Follow these environmental health tips as you return home:
If you have a heating oil tank system or solar electrical system, get it inspected before use to verify the system is safe to operate.
Clean Up Safely
Protect yourself, children, and pets.
- Children should not help with cleanup work and should not play in ash.
- Make sure ash and debris have been removed before bringing children and pets back home.
- Protect yourself by wearing gloves, long-sleeved shirts, long pants, shoes, socks, and change clothing before you leave cleanup sites and before being in contact with sensitive groups.
- Cloth masks will not protect you from ash. Instead, wear a tight-fitting respirator mask that has been approved to protect against ash. Look for the words "NIOSH" and "N95" printed on the mask.

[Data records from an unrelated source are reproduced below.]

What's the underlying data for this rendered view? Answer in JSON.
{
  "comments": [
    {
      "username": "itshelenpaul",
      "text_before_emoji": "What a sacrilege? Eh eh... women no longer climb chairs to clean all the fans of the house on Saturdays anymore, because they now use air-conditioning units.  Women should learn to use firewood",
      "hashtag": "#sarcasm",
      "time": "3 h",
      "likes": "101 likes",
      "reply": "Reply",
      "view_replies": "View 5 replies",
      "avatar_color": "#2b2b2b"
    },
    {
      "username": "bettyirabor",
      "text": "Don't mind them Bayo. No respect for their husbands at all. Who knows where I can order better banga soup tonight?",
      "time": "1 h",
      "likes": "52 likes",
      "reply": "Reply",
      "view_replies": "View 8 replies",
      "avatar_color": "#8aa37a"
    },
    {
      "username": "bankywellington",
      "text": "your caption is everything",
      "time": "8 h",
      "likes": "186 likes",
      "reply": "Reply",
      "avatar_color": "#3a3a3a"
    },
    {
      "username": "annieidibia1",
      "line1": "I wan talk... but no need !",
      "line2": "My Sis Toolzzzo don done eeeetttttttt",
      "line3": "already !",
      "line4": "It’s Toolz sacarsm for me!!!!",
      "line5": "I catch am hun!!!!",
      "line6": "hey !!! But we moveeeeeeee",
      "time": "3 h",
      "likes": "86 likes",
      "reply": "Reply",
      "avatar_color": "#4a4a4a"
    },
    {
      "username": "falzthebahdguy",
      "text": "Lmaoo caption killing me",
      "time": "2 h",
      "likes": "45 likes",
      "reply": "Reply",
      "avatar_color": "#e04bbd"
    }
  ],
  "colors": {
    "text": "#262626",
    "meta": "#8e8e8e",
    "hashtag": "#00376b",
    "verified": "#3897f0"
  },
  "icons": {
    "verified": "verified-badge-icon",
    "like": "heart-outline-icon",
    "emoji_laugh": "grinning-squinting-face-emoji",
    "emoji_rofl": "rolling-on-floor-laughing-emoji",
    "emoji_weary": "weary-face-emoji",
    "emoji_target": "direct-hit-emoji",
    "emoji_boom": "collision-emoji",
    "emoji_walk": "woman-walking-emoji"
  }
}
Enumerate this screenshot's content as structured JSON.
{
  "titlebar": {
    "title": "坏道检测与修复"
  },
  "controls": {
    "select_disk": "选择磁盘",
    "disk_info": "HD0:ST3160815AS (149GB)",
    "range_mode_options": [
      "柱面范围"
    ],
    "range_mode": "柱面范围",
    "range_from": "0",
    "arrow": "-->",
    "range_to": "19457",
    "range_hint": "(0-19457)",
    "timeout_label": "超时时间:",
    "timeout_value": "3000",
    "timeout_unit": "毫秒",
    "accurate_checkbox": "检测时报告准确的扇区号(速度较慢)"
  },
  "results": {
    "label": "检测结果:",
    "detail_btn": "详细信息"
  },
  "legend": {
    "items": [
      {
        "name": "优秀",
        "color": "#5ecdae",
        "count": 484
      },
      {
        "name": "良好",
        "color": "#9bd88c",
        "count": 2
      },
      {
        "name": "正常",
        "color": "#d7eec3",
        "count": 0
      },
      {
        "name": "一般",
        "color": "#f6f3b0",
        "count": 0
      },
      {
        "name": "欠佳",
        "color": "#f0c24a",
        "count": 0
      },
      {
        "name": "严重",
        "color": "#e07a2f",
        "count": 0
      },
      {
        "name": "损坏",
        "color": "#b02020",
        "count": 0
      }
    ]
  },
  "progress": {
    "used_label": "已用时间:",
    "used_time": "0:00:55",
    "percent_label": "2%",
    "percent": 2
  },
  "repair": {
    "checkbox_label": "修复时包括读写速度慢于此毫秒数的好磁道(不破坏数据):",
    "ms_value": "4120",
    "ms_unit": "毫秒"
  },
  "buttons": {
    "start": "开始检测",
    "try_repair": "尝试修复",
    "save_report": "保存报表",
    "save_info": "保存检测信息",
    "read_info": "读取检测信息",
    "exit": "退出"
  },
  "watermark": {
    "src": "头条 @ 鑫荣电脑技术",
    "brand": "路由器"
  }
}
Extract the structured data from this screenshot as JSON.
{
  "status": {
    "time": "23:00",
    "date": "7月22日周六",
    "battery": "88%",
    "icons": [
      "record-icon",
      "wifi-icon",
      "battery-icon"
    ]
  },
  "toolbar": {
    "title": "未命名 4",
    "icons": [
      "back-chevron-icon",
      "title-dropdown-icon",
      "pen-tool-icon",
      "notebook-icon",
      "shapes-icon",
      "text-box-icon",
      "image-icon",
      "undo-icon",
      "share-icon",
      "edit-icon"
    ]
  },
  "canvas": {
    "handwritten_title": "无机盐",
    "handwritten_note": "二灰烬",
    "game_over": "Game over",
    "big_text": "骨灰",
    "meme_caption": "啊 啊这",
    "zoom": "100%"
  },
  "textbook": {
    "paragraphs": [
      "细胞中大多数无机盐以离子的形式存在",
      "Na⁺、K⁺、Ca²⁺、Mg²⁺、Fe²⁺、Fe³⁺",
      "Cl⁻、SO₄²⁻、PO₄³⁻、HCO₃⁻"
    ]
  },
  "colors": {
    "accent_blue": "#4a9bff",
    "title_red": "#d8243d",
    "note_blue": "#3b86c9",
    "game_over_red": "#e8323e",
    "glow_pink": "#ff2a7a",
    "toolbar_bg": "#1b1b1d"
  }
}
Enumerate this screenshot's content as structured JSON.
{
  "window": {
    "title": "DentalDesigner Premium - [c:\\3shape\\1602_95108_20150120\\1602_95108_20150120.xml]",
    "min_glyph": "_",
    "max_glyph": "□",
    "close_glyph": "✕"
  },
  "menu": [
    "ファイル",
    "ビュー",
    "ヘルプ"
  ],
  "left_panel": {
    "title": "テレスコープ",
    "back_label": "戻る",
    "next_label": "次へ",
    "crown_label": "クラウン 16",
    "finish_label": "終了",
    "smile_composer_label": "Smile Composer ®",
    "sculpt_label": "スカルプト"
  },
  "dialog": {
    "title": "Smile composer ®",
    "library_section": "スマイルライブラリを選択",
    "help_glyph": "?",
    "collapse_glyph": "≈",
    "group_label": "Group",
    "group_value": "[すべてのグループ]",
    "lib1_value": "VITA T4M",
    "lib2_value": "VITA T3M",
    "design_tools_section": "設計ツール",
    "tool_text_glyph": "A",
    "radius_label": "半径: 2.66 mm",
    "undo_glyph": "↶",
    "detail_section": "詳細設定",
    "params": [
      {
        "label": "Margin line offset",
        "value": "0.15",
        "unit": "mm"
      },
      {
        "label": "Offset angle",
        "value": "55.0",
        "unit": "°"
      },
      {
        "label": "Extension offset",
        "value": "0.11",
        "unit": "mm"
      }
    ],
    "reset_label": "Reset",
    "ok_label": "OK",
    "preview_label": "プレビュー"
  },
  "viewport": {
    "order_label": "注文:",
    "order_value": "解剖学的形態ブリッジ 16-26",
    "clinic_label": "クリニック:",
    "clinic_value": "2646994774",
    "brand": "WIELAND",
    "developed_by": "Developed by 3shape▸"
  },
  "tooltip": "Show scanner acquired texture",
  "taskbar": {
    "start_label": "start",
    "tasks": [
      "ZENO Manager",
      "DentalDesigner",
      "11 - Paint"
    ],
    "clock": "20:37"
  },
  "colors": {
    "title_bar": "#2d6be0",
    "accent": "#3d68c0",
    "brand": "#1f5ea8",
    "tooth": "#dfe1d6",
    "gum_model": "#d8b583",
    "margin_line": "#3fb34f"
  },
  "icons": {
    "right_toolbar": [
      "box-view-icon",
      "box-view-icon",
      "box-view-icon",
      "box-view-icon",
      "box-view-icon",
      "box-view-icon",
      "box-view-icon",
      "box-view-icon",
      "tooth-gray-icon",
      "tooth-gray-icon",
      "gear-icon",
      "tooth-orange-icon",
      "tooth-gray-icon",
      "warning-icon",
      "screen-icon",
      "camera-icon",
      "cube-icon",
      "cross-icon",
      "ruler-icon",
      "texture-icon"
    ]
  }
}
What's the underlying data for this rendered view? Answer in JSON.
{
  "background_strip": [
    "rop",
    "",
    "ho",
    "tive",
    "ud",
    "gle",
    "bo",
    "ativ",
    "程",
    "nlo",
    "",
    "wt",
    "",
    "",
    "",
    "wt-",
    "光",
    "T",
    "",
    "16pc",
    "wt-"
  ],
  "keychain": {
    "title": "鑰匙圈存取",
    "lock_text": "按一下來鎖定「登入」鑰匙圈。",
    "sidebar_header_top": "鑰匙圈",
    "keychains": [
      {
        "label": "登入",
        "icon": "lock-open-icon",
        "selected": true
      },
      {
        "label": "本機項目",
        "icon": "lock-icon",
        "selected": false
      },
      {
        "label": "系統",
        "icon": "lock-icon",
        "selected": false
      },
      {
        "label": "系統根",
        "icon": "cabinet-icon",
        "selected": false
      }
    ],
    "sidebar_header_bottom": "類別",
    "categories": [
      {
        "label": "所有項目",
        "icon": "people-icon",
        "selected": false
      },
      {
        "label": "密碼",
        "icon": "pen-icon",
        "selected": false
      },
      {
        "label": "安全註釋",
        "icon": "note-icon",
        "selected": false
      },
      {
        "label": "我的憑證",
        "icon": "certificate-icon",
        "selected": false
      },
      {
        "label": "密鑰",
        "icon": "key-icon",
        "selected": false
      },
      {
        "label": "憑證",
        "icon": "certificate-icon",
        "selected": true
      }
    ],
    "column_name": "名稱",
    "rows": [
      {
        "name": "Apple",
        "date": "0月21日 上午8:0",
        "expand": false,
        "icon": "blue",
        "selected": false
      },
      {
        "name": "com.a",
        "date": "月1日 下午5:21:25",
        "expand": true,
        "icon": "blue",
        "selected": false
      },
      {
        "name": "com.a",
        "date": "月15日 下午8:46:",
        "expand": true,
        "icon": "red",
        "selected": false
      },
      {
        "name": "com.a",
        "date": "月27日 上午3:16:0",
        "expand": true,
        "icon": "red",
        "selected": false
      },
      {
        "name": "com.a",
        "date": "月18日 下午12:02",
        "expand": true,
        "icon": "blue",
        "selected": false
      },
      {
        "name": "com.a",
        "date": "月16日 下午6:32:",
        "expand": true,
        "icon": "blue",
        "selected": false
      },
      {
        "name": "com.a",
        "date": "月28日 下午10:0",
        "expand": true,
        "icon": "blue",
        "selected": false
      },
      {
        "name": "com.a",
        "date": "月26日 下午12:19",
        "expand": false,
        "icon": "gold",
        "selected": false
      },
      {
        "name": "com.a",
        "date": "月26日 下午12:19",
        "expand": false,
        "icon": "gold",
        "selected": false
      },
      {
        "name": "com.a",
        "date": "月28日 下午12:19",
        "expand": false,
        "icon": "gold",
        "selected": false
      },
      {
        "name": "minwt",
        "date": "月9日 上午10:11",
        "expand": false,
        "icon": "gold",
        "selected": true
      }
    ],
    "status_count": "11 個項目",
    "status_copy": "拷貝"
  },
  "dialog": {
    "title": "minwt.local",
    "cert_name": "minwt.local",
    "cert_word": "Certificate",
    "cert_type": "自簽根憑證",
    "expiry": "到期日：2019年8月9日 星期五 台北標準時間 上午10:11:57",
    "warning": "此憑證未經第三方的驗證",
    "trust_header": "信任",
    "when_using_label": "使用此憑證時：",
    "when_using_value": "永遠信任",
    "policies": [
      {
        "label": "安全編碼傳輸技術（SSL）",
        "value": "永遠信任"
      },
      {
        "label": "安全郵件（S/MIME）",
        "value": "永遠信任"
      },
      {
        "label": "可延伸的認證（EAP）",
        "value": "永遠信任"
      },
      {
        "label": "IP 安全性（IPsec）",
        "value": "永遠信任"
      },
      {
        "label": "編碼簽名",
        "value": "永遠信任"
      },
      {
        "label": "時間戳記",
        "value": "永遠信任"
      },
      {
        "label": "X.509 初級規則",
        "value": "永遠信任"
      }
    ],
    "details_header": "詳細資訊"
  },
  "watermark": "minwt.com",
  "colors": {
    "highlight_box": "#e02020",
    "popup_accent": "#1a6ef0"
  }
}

- Check with your local hazardous waste authorities about appropriate disposal of waste, debris, and ash. Ash can be disposed of in the garbage in double bags. Avoid open burning and washing ash into storm drains.
- Look for leaking containers and reactive household chemicals like drain cleaner and bleach. If you find these products, dispose with caution.
- Don’t use leaf blowers or do anything else that will put ash into the air.
- Wash any home-grown fruits or vegetables and wipe down play equipment near where ash has fallen.
Clean up inside.
- Avoid stirring up or sifting through ash as much as you can. Before sweeping mist with water to keep dust down. Wet dusting cloths with water and use a high efficiency particulate air (HEPA)-type vacuum.
- Clean surfaces, walls and floors with water and mild detergent, and clean and sanitize dishes, counters, and cupboards. Clean carpet, upholstery, window treatments, bedding, clothing, and other similar objects. Allow wet surfaces to dry completely. Do not paint or caulk over surfaces until they are completely dry.
- Replace filters in your HVAC system or portable air cleaners, and filter your air until the smoke odor diminishes. Replace filters frequently.
- Consider having your air ducts cleaned if they are clogged with excessive amounts of dust and debris.
Take Care with Mental Health
Feelings such as overwhelming anxiety, constant worrying, trouble sleeping, and other depression-like symptoms are common responses before, during, and after wildfires. If you or someone you know shows any of these symptoms for several days, seek additional support from a mental health professional. Anyone can call or text the Disaster Distress Helpline at 1-800-985-5990 for support and counseling, 24/7. Calls and texts are answered by trained, caring counselors.
This webpage contains information on emotional distress risk and includes resources for finding support.
Videos on how to protect your family’s mental health during wildfires and other stressful events.